Booklist, April 1, 1985, review of Prisoner of Vampires, p. 1119; March 1, 1986, review of Peace, O River, p. 973; November 1, 1987, review of The Door Between, p. 476; July, 1992, Sally Estes, review of My Sister, the Vampire, p. 1931; August, 1999, Michael Cart, review of The Year They Burned the Books.
Bulletin of the Center for Children's Books, June, 1991, Roger D. Sutton, review of Lark in the Morning, p. 236.
Horn Book, August, 1981, Paul Heins, review of Fours Crossing, pp. 431-432; October, 1983, Mary M. Burns, review of Watersmeet, pp. 580-581; January-February, 1986, review of Peace, O River, pp. 91-92.

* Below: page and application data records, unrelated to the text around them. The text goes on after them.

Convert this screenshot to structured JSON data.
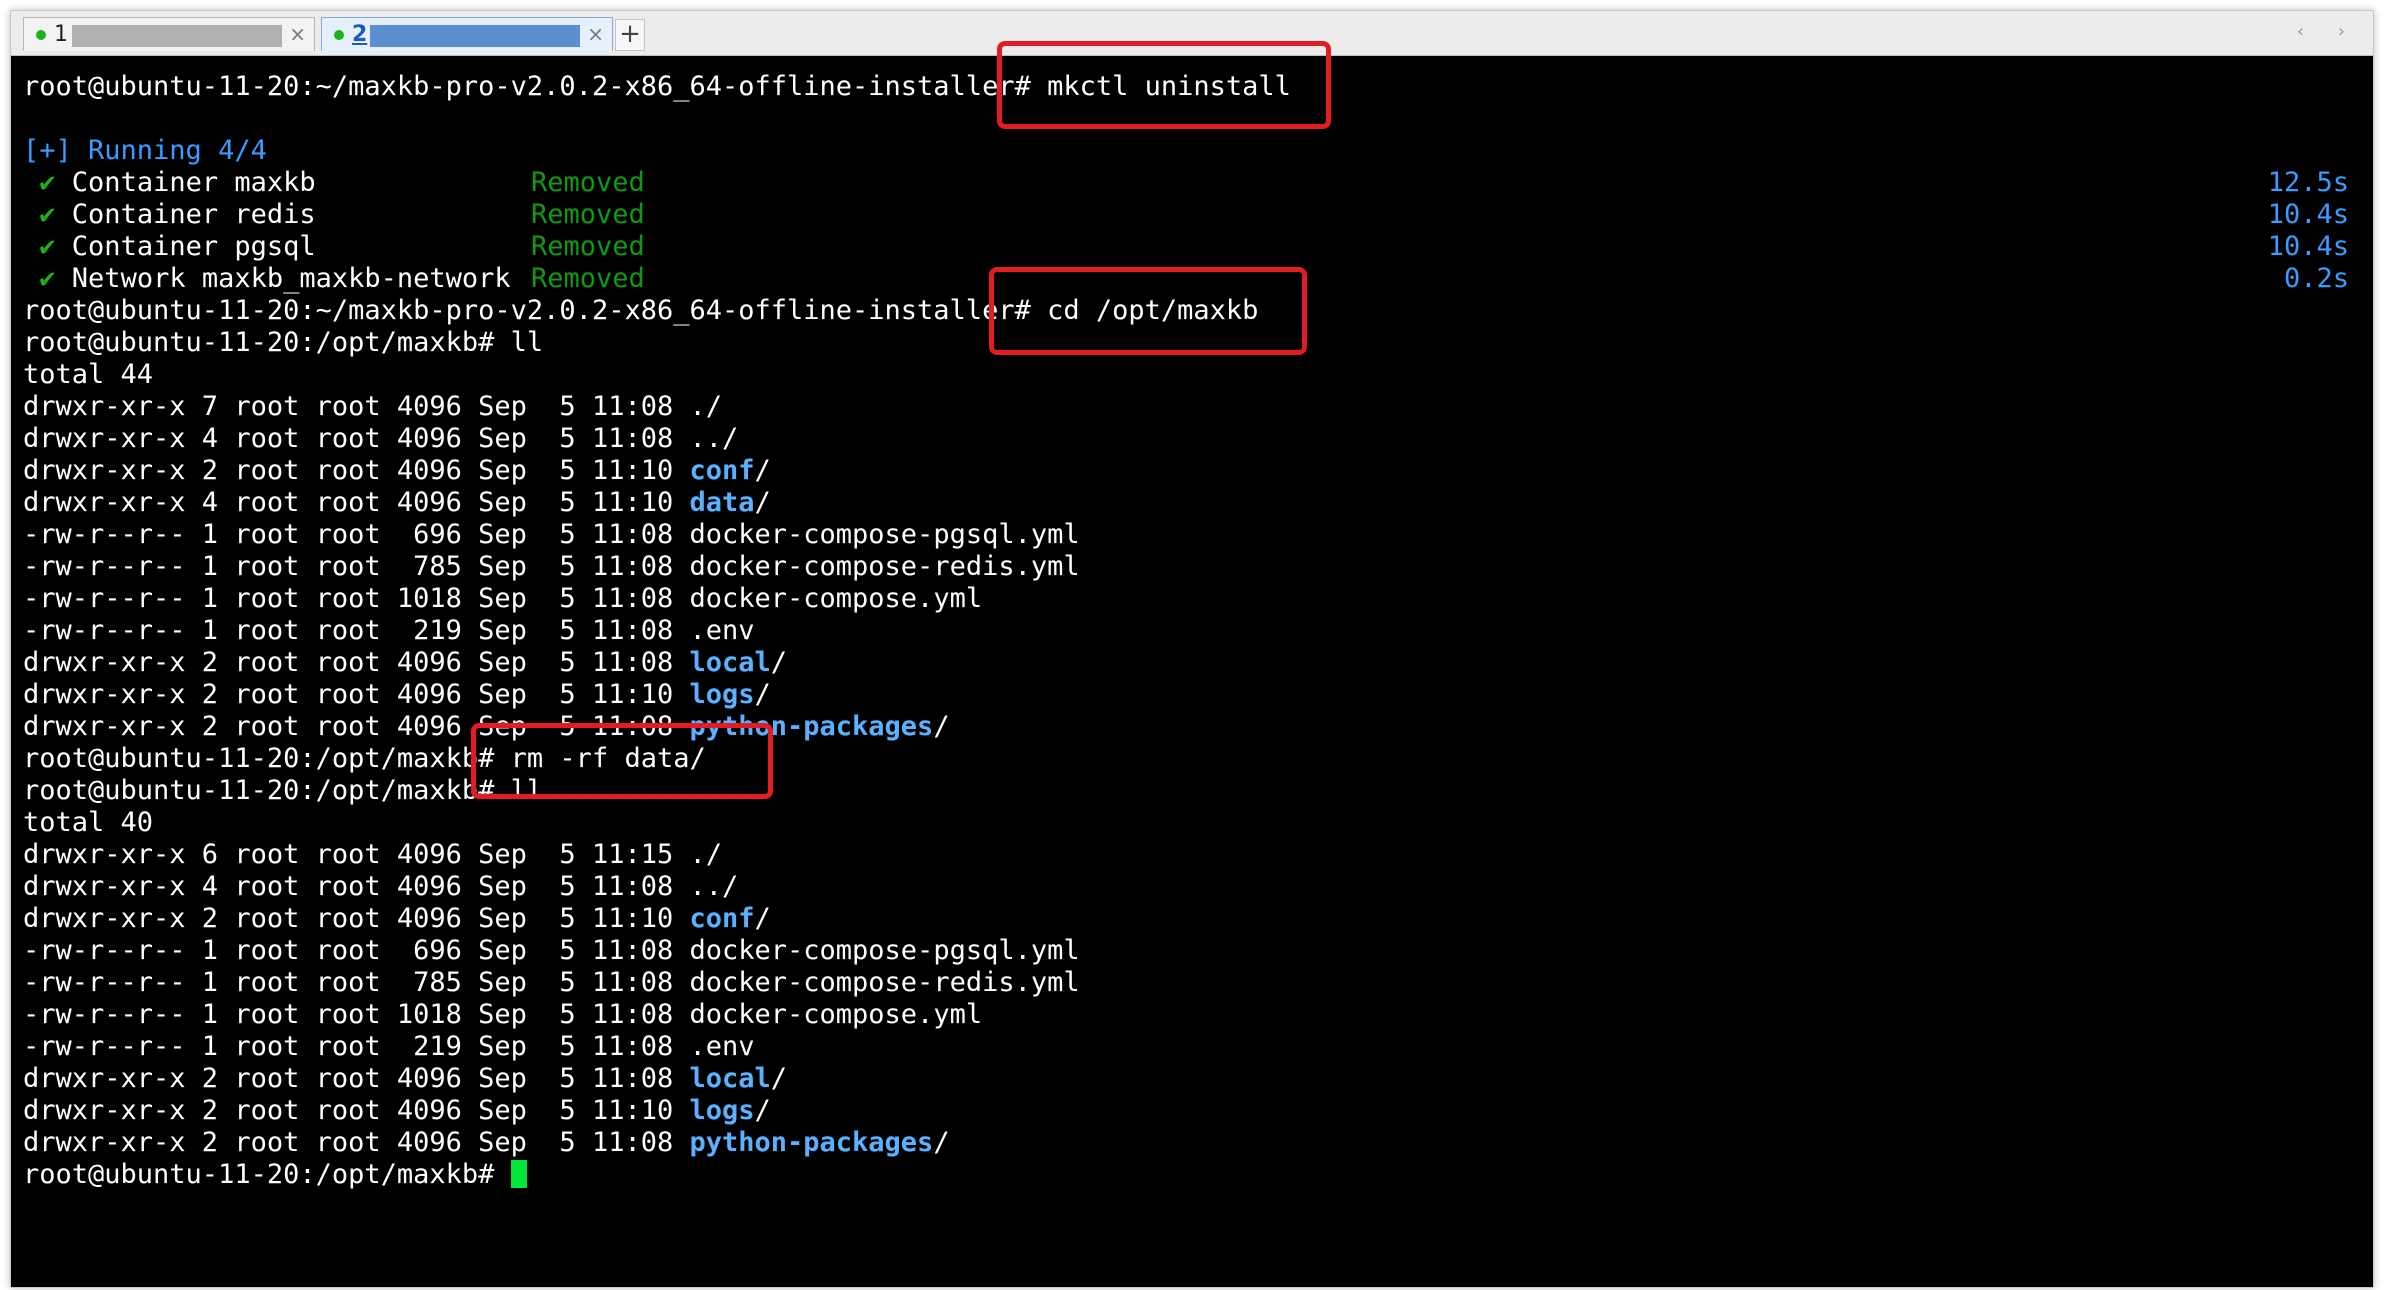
{
  "tabs": [
    {
      "number": "1",
      "active": false,
      "dot_color": "#1db31d"
    },
    {
      "number": "2",
      "active": true,
      "dot_color": "#1db31d"
    }
  ],
  "tab_close": "×",
  "new_tab": "+",
  "scroll_arrows": "‹ ›",
  "terminal": {
    "prompt_installer": "root@ubuntu-11-20:~/maxkb-pro-v2.0.2-x86_64-offline-installer#",
    "prompt_maxkb": "root@ubuntu-11-20:/opt/maxkb#",
    "cmd_uninstall": " mkctl uninstall",
    "running": "[+] Running 4/4",
    "status_removed": "Removed",
    "check": "✔",
    "removals": [
      {
        "name": "Container maxkb",
        "time": "12.5s"
      },
      {
        "name": "Container redis",
        "time": "10.4s"
      },
      {
        "name": "Container pgsql",
        "time": "10.4s"
      },
      {
        "name": "Network maxkb_maxkb-network",
        "time": "0.2s"
      }
    ],
    "cmd_cd": " cd /opt/maxkb",
    "cmd_ll": " ll",
    "cmd_rm": " rm -rf data/",
    "listing1": {
      "total": "total 44",
      "rows": [
        {
          "meta": "drwxr-xr-x 7 root root 4096 Sep  5 11:08 ",
          "name": "./",
          "kind": "plain"
        },
        {
          "meta": "drwxr-xr-x 4 root root 4096 Sep  5 11:08 ",
          "name": "../",
          "kind": "plain"
        },
        {
          "meta": "drwxr-xr-x 2 root root 4096 Sep  5 11:10 ",
          "name": "conf",
          "kind": "dir"
        },
        {
          "meta": "drwxr-xr-x 4 root root 4096 Sep  5 11:10 ",
          "name": "data",
          "kind": "dir"
        },
        {
          "meta": "-rw-r--r-- 1 root root  696 Sep  5 11:08 ",
          "name": "docker-compose-pgsql.yml",
          "kind": "file"
        },
        {
          "meta": "-rw-r--r-- 1 root root  785 Sep  5 11:08 ",
          "name": "docker-compose-redis.yml",
          "kind": "file"
        },
        {
          "meta": "-rw-r--r-- 1 root root 1018 Sep  5 11:08 ",
          "name": "docker-compose.yml",
          "kind": "file"
        },
        {
          "meta": "-rw-r--r-- 1 root root  219 Sep  5 11:08 ",
          "name": ".env",
          "kind": "file"
        },
        {
          "meta": "drwxr-xr-x 2 root root 4096 Sep  5 11:08 ",
          "name": "local",
          "kind": "dir"
        },
        {
          "meta": "drwxr-xr-x 2 root root 4096 Sep  5 11:10 ",
          "name": "logs",
          "kind": "dir"
        },
        {
          "meta": "drwxr-xr-x 2 root root 4096 Sep  5 11:08 ",
          "name": "python-packages",
          "kind": "dir"
        }
      ]
    },
    "listing2": {
      "total": "total 40",
      "rows": [
        {
          "meta": "drwxr-xr-x 6 root root 4096 Sep  5 11:15 ",
          "name": "./",
          "kind": "plain"
        },
        {
          "meta": "drwxr-xr-x 4 root root 4096 Sep  5 11:08 ",
          "name": "../",
          "kind": "plain"
        },
        {
          "meta": "drwxr-xr-x 2 root root 4096 Sep  5 11:10 ",
          "name": "conf",
          "kind": "dir"
        },
        {
          "meta": "-rw-r--r-- 1 root root  696 Sep  5 11:08 ",
          "name": "docker-compose-pgsql.yml",
          "kind": "file"
        },
        {
          "meta": "-rw-r--r-- 1 root root  785 Sep  5 11:08 ",
          "name": "docker-compose-redis.yml",
          "kind": "file"
        },
        {
          "meta": "-rw-r--r-- 1 root root 1018 Sep  5 11:08 ",
          "name": "docker-compose.yml",
          "kind": "file"
        },
        {
          "meta": "-rw-r--r-- 1 root root  219 Sep  5 11:08 ",
          "name": ".env",
          "kind": "file"
        },
        {
          "meta": "drwxr-xr-x 2 root root 4096 Sep  5 11:08 ",
          "name": "local",
          "kind": "dir"
        },
        {
          "meta": "drwxr-xr-x 2 root root 4096 Sep  5 11:10 ",
          "name": "logs",
          "kind": "dir"
        },
        {
          "meta": "drwxr-xr-x 2 root root 4096 Sep  5 11:08 ",
          "name": "python-packages",
          "kind": "dir"
        }
      ]
    }
  },
  "colors": {
    "highlight": "#e31b23",
    "directory": "#5bb1ff",
    "running": "#3a9cff",
    "removed": "#0f9a0f",
    "cursor": "#00e63a"
  }
}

Kansas City Star, October 5, 1995, "Board Tells Reason for Banning Book," p. C4.
New York Times Book Review, March 2, 1986, Merri Rosenberg, review of Peace, O River, p. 29.
Publishers Weekly, January 25, 1985, review of Prisoner of Vampires, p. 94; July 24, 1987, review of The Door Between, p. 187; November 13, 1987, review of Mystery of the Night Raiders, p. 71; October 16, 1995, review of Dove and Sword, p. 62.
School Library Journal, August, 1982, Roger D. Sutton, review of Annie on My Mind, p. 125; February, 1985, Trev Jones, review of Prisoner of Vampires, pp. 73-74; December, 1987, Virginia Golodetz, review of The Door Between, pp. 99-100; June, 1991, Dona Weisman, review of Lark in the Morning, pp. 124-125; September, 1992, Lyle Blake Smythers, review of My Sister, the Vampire, p. 252; November, 1995, Ann W. Moore, review of Dove and Sword, p. 119; August 16, 1999, Pat Scales, review of The Year They Burned the Books.
Voice of Youth Advocates, February, 1989, JoEllen Broome, review of Mystery of the Midnight Menace, p. 284; June, 1996, Nancy Garden, "Annie on Trial: How It Feels To Be the Author of a Challenged Book."
Cynthia Leitich Smith,http://www.cynthialeitichsmith.com/jingledancer.htm/ Cynthia Leitich Smith, "Interview with Children's and YA Book Author Nancy Garden."
Nancy Garden,http://www.members.aol.com/nancygarden/ (November 17, 2003), author's Web site.*
"Garden, Nancy." Authors and Artists for Young Adults. . Encyclopedia.com. (September 20, 2018). http://www.encyclopedia.com/arts/culture-magazines/garden-nancy
"Garden, Nancy." Authors and Artists for Young Adults. . Retrieved September 20, 2018 from Encyclopedia.com: http://www.encyclopedia.com/arts/culture-magazines/garden-nancy
Encyclopedia.com gives you the ability to cite reference entries and articles according to common styles from the Modern Language Association (MLA), The Chicago Manual of Style, and the American Psychological Association (APA).
Within the “Cite this article” tool, pick a style to see how all available information looks when formatted according to that style. Then, copy and paste the text into your bibliography or works cited list.
Because each style has its own formatting nuances that evolve over time and not all information is available for every reference entry or article, Encyclopedia.com cannot guarantee each citation it generates. Therefore, it’s best to use Encyclopedia.com citations as a starting point before checking the style against your school or publication’s requirements and the most-recent information available at these sites:
Modern Language Association
The Chicago Manual of Style
American Psychological Association
- Most online reference entries and articles do not have page numbers. Therefore, that information is unavailable for most Encyclopedia.com content. However, the date of retrieval is often important. Refer to each style’s convention regarding the best way to format page numbers and retrieval dates.
- In addition to the MLA, Chicago, and APA styles, your school, university, publication, or institution may have its own requirements for citations. Therefore, be sure to refer to those guidelines when editing your bibliography or works cited list.